Preventing Youth Marijuana Use - Parents are the Key!
When it comes to protecting your teen’s health, it’s important to remember your power as a parent. By knowing the facts, and using proven prevention strategies, you can help your teen avoid using marijuana, alcohol, other drugs, and other risky behaviors.
Why YOU should care about marijuana: 1. Marijuana is addictive: Marijuana addiction is more common among teens whose brains are still developing and vulnerable. In fact, 1 in 10 adults will become addicted compared to 4 in 10 teens.
2. Marijuana use can get in the way of kids reaching their full potential: Marijuana is linked to school failure.
What can YOU do?
Prevention Starts With Parents. As a parent, you have a major impact on your child's decision not to use tobacco, alcohol, and drugs. Prevention starts when you start talking with, and listening to, your child. Help your child make good choices and good friends.Teens care about what parents say. One of the key reasons teens choose not to use drugs is because they know their parents don’t approve of it.
Express a no use attitude. Teens whose parents have a positive attitude toward marijuana use are five times more likely to use marijuana by 8th grade.
Start early! • Since teenagers who use marijuana often start by age 14, parents should start an ongoing conversation about drugs by 4th or 5th grade.
• Be clear and specific about your family expectations about marijuana use.
What to say to 4th & 5th graders: “What do you know about marijuana? "Do you know that marijuana can hurt your health? Marijuana use is against the law for anyone under 21 years old. We want you to do well in school, so we have a family rule against using drugs, including marijuana."
Give your teen ways to say no to Marijuana and other drugs. • Role play social situations where your teen is offered marijuana by a peer.
• Help your teen to find the right words to refuse drug offers.

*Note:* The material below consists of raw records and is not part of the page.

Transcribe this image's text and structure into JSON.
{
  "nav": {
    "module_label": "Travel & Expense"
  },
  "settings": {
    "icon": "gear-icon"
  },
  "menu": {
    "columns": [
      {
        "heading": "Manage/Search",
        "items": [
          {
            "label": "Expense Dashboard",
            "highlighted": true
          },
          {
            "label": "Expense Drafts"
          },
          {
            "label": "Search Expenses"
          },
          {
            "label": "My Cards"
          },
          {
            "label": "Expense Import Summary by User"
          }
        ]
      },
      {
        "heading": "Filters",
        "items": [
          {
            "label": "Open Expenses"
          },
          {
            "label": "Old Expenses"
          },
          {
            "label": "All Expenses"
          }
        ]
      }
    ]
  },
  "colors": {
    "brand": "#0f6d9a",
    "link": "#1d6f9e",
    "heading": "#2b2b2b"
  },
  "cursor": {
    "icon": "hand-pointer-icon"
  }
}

• Help your teen suggest an alternative to using drugs.
• Let your teen know that it is fine to walk away from someone, including a friend, who is offering drugs and, if needed, to call you for a ride home.
What to say to young teens: “Remember our family rule against using marijuana? Let’s talk about how you can refuse drugs, including marijuana, if offered to you.”
Communicate the importance of healthy behaviors and establish clear and specific rules about not using marijuana and other drugs. This can be part of a broader conversation about expectations like:
• Doing chores • Following parental rules
• Following laws and school regulations • Bedtimes
• School and class attendance • Curfews
• Showing respect for family members
Provide consistent negative consequences for not meeting the guidelines. Remember to provide compliments for good choices and healthy behavior.
What to say: “It is important to our family that we all stay healthy and safe. One way to do this is to avoid drug use, including marijuana. This is especially important for teenagers since marijuana can harm the developing brain. That’s why we have a family rule against using marijuana. If we find out you are using drugs, what do you think a fair consequence would be?”
Keep track of your child.
• Monitor your teen’s behavior to ensure the rules are being followed.
• Remain actively involved in your teen’s life and get to know his or her friends.
• Network with other parents so that you may support one another to keep your children away from drugs.
Keep lines of communication open.
• Eat dinner together.
• Do fun family activities together.
• Communicate the way your teen does (texting, email, Facebook, Twitter).
Operation Prevention, an initiative brought to you by the Drug Enforcement Administration (DEA) and Discovery Education, aims to address the opiate epidemic by educating students about the science behind addiction.
The Operation Prevention Video Challenge encourages students to send a message to their peers about prescription opioid misuse by creating a 30-60 second original Public Service Announcement. Your students have a unique voice to reach their peers and raise awareness about the dangers of this widespread issue. High School students who enter have the chance to win incredible prizes from the DEA and DEA Educational Foundation:
First Place: $10,000 Second Place: $5,000
Third Place: $1,000
People's Choice: A trip to Quantico, Virginia
Encourage your teen to start brainstorming today: The Challenge closes on March 20, 2018
To learn more and view last year's finalists, send students here.
CASAColumbia has surveyed thousands of American teens and their parents to identify situations that influence the risk of teen substance abuse. Parental engagement in children’s lives is fundamental to keeping children away from tobacco, alcohol and other drugs, and that parents have the greatest influence on whether their teens will choose not to use substances.
Their research has consistently found a relationship between children having frequent dinners with their parents and a decreased risk of their smoking, drinking or using other drugs. And that parental engagement fostered around the dinner table is one of the most potent tools to help parents raise healthy, drug-free children.
Simply put: frequent family dinners make a big difference!